Since its inception, Planning Commission had played a significant role in achieving country's socio-economic objectives. It is vindicated by the GDP growth rates and Per Capita Income growth rates. During British rule India's GDP growth rate is 0.5% i.e. mere stagnation. After the establishment of Planning Commission and implementation of five year plans raised to 3.5% by 1970s and to 5.5% before economic reforms. Further Liberalization, Privatization and Globalization policy coupled with continuous efforts of Planning Commission led to about 8% GDP rate per annum. In addition, the standard of living improved because of Per Capita Income raised from Rs.250 in 1950 to more than Rs.50, 000. In this context, it is highly relevant to examine the role of National Development Council and Finance Commission.
NDC was established in 1952 mainly to secure cooperation of states, to strengthen and mobilize the efforts and resources to execute the plan by ensuring balanced and rapid development of all parts of the country.
On the other hand, Article 280 of the Constitution of India provided establishment of Finance Commission to achieve fiscal federalism. Its functions mainly includes to recommend the President on the matters of the net proceeds of taxes to be shared between the Centre and the States, grants-in-aid to states by the Centre, measures needed to augment the consolidated fund of state, and other matters referred to it by the President of India.
But, over the years the very over-lapping of functions and responsibilities between the Planning Commission and the Finance Commission led to straining the Centre-States relations. This is evident from the grants-in-aid (statutory and discretionary) to States from Centre. Statutory grants under article 275 are given on the recommendations of the Finance Commission whereas discretionary grants under article 282 on the recommendations of the Planning Commission. These discretionary grants mainly meant to help the states financially to fulfill plan targets. Notably, discretionary grants contribute the larger parts than statutory grants. Hence, the advisory Planning Commission has assumed greater significance in financial matters.

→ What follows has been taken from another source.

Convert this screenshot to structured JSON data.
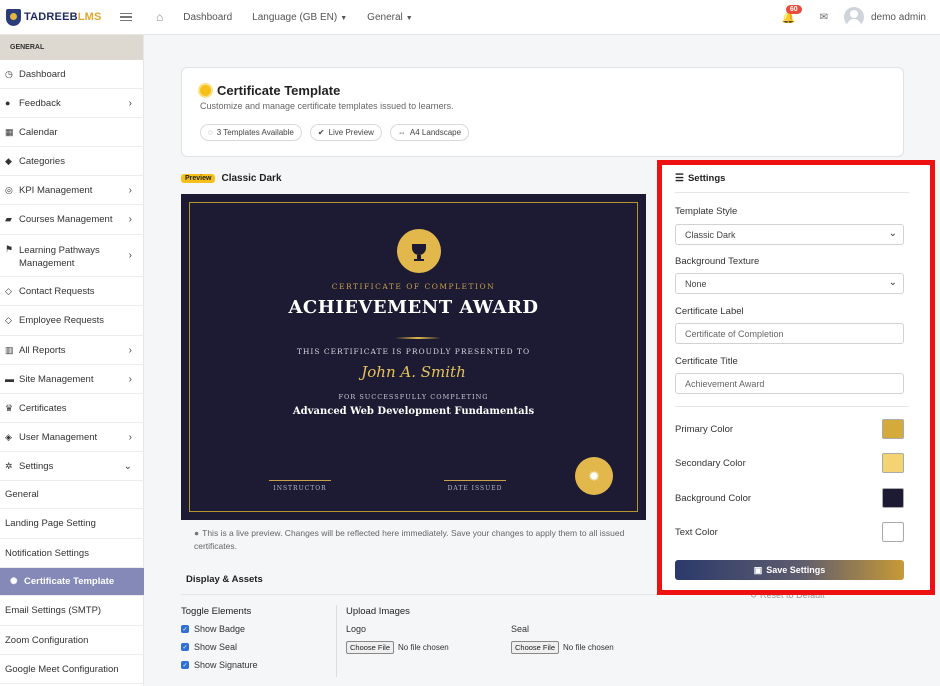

Various commissions and committees has analyzed this unhealthy trend in fiscal matters and recommended measures but failed to achieve desired results. Administrative Reforms Commission observed that over the year the Planning Commission has emerged as a Parallel Cabinet. D R Gadgil, the former deputy chairman criticized and concluded that it has failed right from its composition to implementation, as its recommendations are only advisory and not binding. P V Rajamannar, the chairman of the Fourth Finance Commission highlighted the over-lapping of functions between the two bodies. K Santhanam, the eminent constitutional expert stated that the Planning Commission superseded the federation and our country is functioning like a unitary system in fiscal matters.
In addition, the Planning Commission has subverted the constitutional Finance Commission and emerged as a 'Economic Cabinet'. But it has its merits and played a imperative role in realizing the national objectives which have to be retained in the future and at the same time denouncing its demerits. The very failure of Finance Commission is due to devoid of permanent institutional mechanism.
To conclude, though the Prime Minister has tackled the demerits of the Planning Commission but left its merits in a quandary. The best way of tackling the situation is to institutionalize the Finance Commission by bringing the Planning Commission (as a pranalika sangam) within its ambit as a purely advisory expert body. This exercise would yield greater cooperative federalism in financial matters, a basic feature of the Constitution of India.